Giving Everyone Goosebumps

I don't think anyone would consider it hyperbole to say Goosebumps was a goddamn cultural phenomenon in the early 90s. In addition to the 62 books in the original run there was a series of Choose Your Own Adventure books, several short story collections and a popular TV show that ran for a respectable 4 seasons (you can watch it on Netflix, just be warned that't age particularly well). In addition to the books and show it was also a massive merchandising empire that was made up of everything from T-shirts to Halloween masks to school supplies to bedsheets.
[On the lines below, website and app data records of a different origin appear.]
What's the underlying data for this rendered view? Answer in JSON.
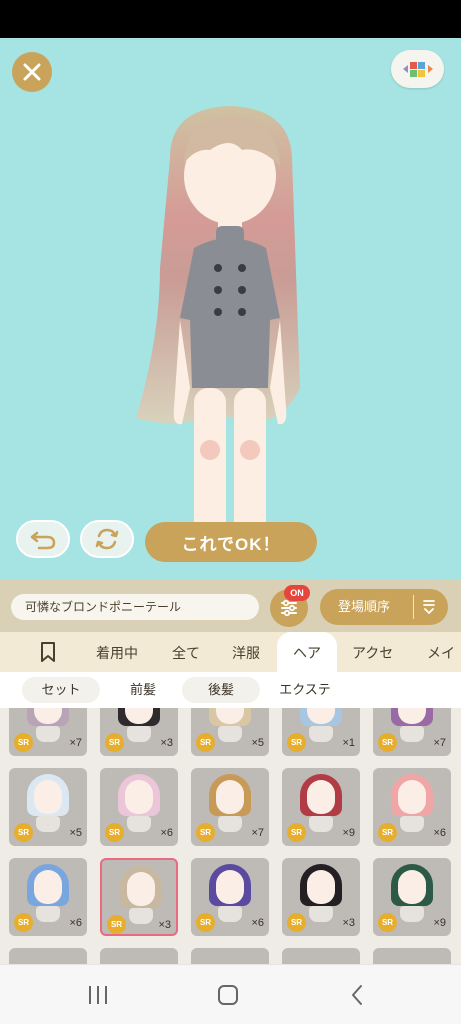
{
  "buttons": {
    "ok_label": "これでOK！"
  },
  "item_name": "可憐なブロンドポニーテール",
  "filter_badge": "ON",
  "sort_label": "登場順序",
  "tabs": [
    "着用中",
    "全て",
    "洋服",
    "ヘア",
    "アクセ",
    "メイ"
  ],
  "active_tab": "ヘア",
  "subtabs": [
    "セット",
    "前髪",
    "後髪",
    "エクステ"
  ],
  "items": [
    {
      "rarity": "SR",
      "qty": "×7",
      "hair": "#b9a3b6",
      "icon": "hair-item-icon"
    },
    {
      "rarity": "SR",
      "qty": "×3",
      "hair": "#2e2a2e",
      "icon": "hair-item-icon"
    },
    {
      "rarity": "SR",
      "qty": "×5",
      "hair": "#d9c7a4",
      "icon": "hair-item-icon"
    },
    {
      "rarity": "SR",
      "qty": "×1",
      "hair": "#a9c6e0",
      "icon": "hair-item-icon"
    },
    {
      "rarity": "SR",
      "qty": "×7",
      "hair": "#9a6aa6",
      "icon": "hair-item-icon"
    },
    {
      "rarity": "SR",
      "qty": "×5",
      "hair": "#dbe8f2",
      "icon": "hair-item-icon"
    },
    {
      "rarity": "SR",
      "qty": "×6",
      "hair": "#eac6d8",
      "icon": "hair-item-icon"
    },
    {
      "rarity": "SR",
      "qty": "×7",
      "hair": "#c89a58",
      "icon": "hair-item-icon"
    },
    {
      "rarity": "SR",
      "qty": "×9",
      "hair": "#b23c46",
      "icon": "hair-item-icon"
    },
    {
      "rarity": "SR",
      "qty": "×6",
      "hair": "#f0a6a6",
      "icon": "hair-item-icon"
    },
    {
      "rarity": "SR",
      "qty": "×6",
      "hair": "#7aa6e0",
      "icon": "hair-item-icon"
    },
    {
      "rarity": "SR",
      "qty": "×3",
      "hair": "#c8b8a0",
      "icon": "hair-item-icon",
      "selected": true
    },
    {
      "rarity": "SR",
      "qty": "×6",
      "hair": "#5a4aa0",
      "icon": "hair-item-icon"
    },
    {
      "rarity": "SR",
      "qty": "×3",
      "hair": "#231f22",
      "icon": "hair-item-icon"
    },
    {
      "rarity": "SR",
      "qty": "×9",
      "hair": "#2c5a46",
      "icon": "hair-item-icon"
    }
  ],
  "colors": {
    "accent": "#c9a35a",
    "stage_bg": "#a5e4e2",
    "badge_red": "#e5453c",
    "rarity_gold": "#e6ae2c",
    "selected_border": "#ea6a80"
  }
}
Fun Fact: The Goosebumps sheet set I owned as a child featured glow-in-the-dark G's all over them, so sleeping on those things were like sleeping on one of those glowy beds in sci-fi movies.

Another point I don't think anyone will argue with me on is practically ALL horror fanatics my age had their interest in the genre fostered by Goosebumps. I know I sure as hell did. So now that you have proper context, you'll know why I'll be turning a blind eye to any plot holes that may or may not have been in this movie.
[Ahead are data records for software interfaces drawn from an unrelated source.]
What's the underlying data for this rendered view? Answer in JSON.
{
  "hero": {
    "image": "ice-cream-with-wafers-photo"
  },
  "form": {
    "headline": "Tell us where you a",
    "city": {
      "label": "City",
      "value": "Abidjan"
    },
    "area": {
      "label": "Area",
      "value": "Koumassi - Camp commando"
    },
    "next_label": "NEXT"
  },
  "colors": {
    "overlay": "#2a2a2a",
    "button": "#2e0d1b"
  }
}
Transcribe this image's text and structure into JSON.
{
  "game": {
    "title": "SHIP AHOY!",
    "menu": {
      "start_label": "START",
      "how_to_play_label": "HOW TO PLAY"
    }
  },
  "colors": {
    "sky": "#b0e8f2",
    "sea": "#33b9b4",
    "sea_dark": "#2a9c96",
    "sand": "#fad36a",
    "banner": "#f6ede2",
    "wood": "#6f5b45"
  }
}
Imagine this is a dude  with a crew cut and wearing an And 1 shirt, and this is basically a photo of me.

Our story, in traditional Goosebumps manner, features an only child from a single parent household as our main protagonist. In this case, the only child in question is Zach, whose mother has up and moved them from NYC to a small town in Delaware just a year after the death of his father so she can take up an assistant principal job. Their new home shares a fence with a teenage girl around Zach's age and her single parent home, in this case a seemingly abusive father. After hearing a ton of loud fighting and screaming coming from the neighbor's he breaks in with the help of his nerdy new friend Champ and, instead of finding the girl, finds the original manuscripts for all 62 Goosebumps, all locked. Upon opening one, he finds out why he was warned by her father to stay away as the titular creature from The Abominable Snowman of Pasadena erupts from the pages themselves. In the ensuing scuffle Slappy, a malevolent ventriloquist dummy and star of the Night of the Living Dummy miniseries, is freed and goes about exacting revenge for being locked away.
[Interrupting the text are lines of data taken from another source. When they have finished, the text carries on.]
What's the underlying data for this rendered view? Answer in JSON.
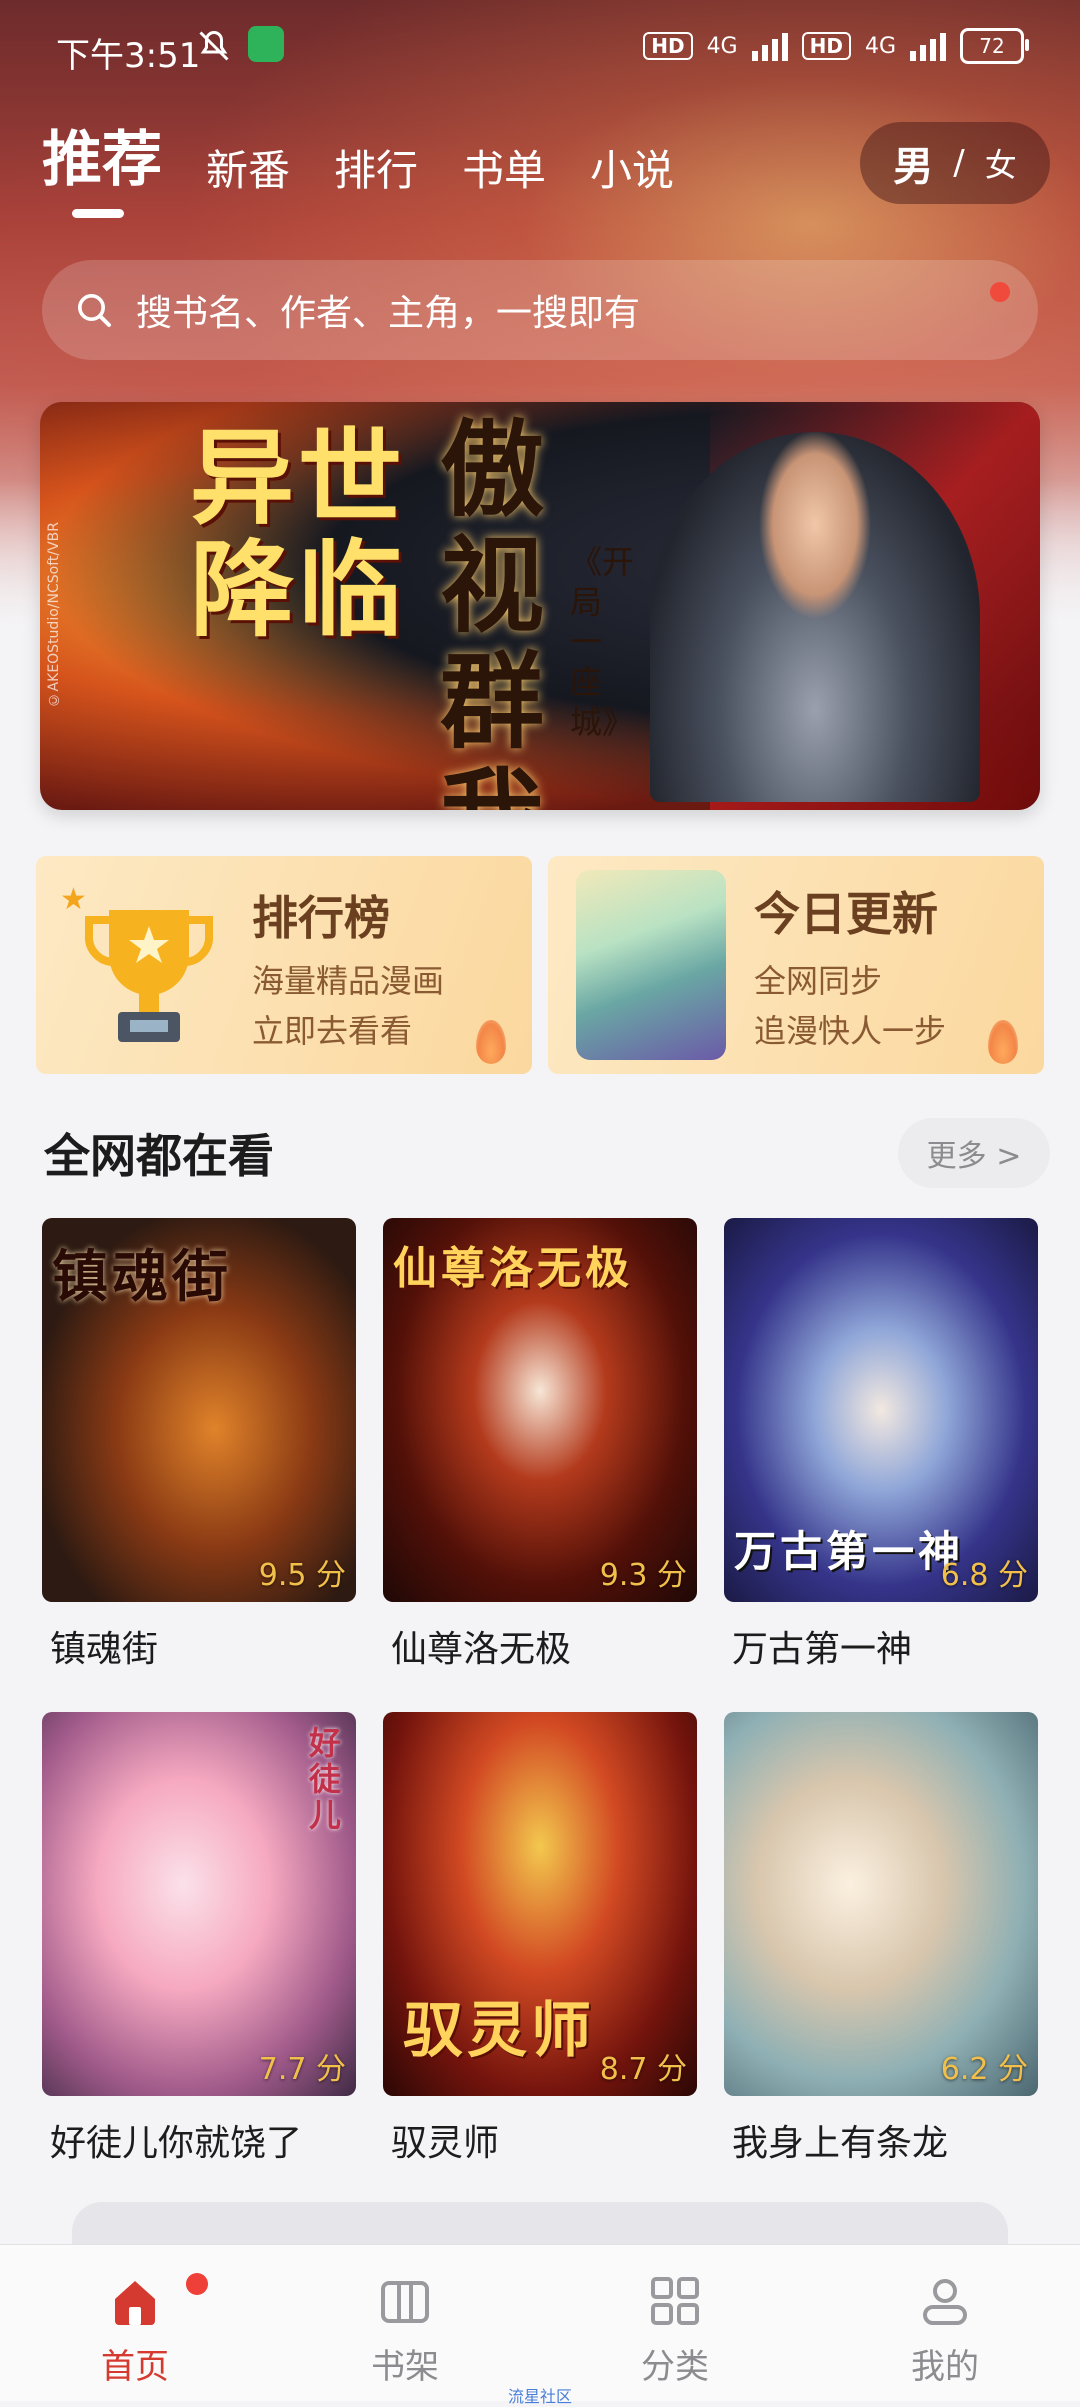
{
  "status_bar": {
    "time": "下午3:51",
    "network1": "4G",
    "network2": "4G",
    "hd1": "HD",
    "hd2": "HD",
    "battery": "72"
  },
  "top_tabs": [
    "推荐",
    "新番",
    "排行",
    "书单",
    "小说"
  ],
  "gender": {
    "male": "男",
    "separator": "/",
    "female": "女"
  },
  "search": {
    "placeholder": "搜书名、作者、主角，一搜即有"
  },
  "banner": {
    "title_left": "异世降临",
    "title_right": "傲视群我",
    "subtitle": "《开局一座城》",
    "credit": "©AKEOStudio/NCSoft/VBR"
  },
  "quick_cards": {
    "rank": {
      "title": "排行榜",
      "line1": "海量精品漫画",
      "line2": "立即去看看"
    },
    "update": {
      "title": "今日更新",
      "line1": "全网同步",
      "line2": "追漫快人一步"
    }
  },
  "section": {
    "title": "全网都在看",
    "more": "更多 >"
  },
  "comics": [
    {
      "name": "镇魂街",
      "score": "9.5 分",
      "cover_text": "镇魂街"
    },
    {
      "name": "仙尊洛无极",
      "score": "9.3 分",
      "cover_text": "仙尊洛无极"
    },
    {
      "name": "万古第一神",
      "score": "6.8 分",
      "cover_text": "万古第一神"
    },
    {
      "name": "好徒儿你就饶了",
      "score": "7.7 分",
      "cover_text": "好徒儿"
    },
    {
      "name": "驭灵师",
      "score": "8.7 分",
      "cover_text": "驭灵师"
    },
    {
      "name": "我身上有条龙",
      "score": "6.2 分",
      "cover_text": ""
    }
  ],
  "bottom_nav": [
    {
      "label": "首页",
      "icon": "home-icon"
    },
    {
      "label": "书架",
      "icon": "bookshelf-icon"
    },
    {
      "label": "分类",
      "icon": "category-grid-icon"
    },
    {
      "label": "我的",
      "icon": "profile-icon"
    }
  ],
  "watermark": "流星社区",
  "colors": {
    "accent": "#d43a2f",
    "score": "#f2c04a",
    "badge": "#ee4038"
  }
}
Almost every creature from the books is somewhere to be found, and even books that don't actually have a monster either gets a namecheck in the dialogue (like Monster Blood, Go Eat Worms!, etc) or gets its own visual reference (The Cuckoo Clock of Doom, etc), but what's surprising are the characters that are conspicuous in their absence. Despite One Day at Horrorland being so popular it spawned its own spinoff series and a video game on the Wii, there wasn't a single Horror to be seen. And Curly, my god Curly, the fucking Goosebumps mascot doesn't make a single appearance. Granted, maybe a skeleton in high tops and an orange neckerchief with a purple mohawk/rattail combo atop his head wouldn't look quite as cool in 2015 than it did in 1994, but still!

 But no one worry, the lawn gnomes are all over this thing.

Aside from that, the only other problem I have is some occasionally shoddy CGI, but that's it. Overall this movie was pretty damned fun! Funny, good music, and for some reason Jack Black was kinda sexy as writer R.L. Stine in his all-black outfits and glasses. If you want some classic Halloween fun, can't do much better than this.

Oh, and quick not before I end this review I wanted to let everyone know Waxworks Records --the people behind the stunningly beautiful vinyl releases of such classic horror flicks as Re-Animator, Creepshow and Trick-R-Treat-- announced on their blog they will be releasing the soundtrack of this movie on 180 gram vinyl with album art by Tim Jacobus, the artist who painted the covers of all the original books! Pre-orders start this friday, details here.

Fun, funny and just a grand ol' time in general, I give Goosebumps 9 out of 10 cursed cameras.

Oct 28 - Hardware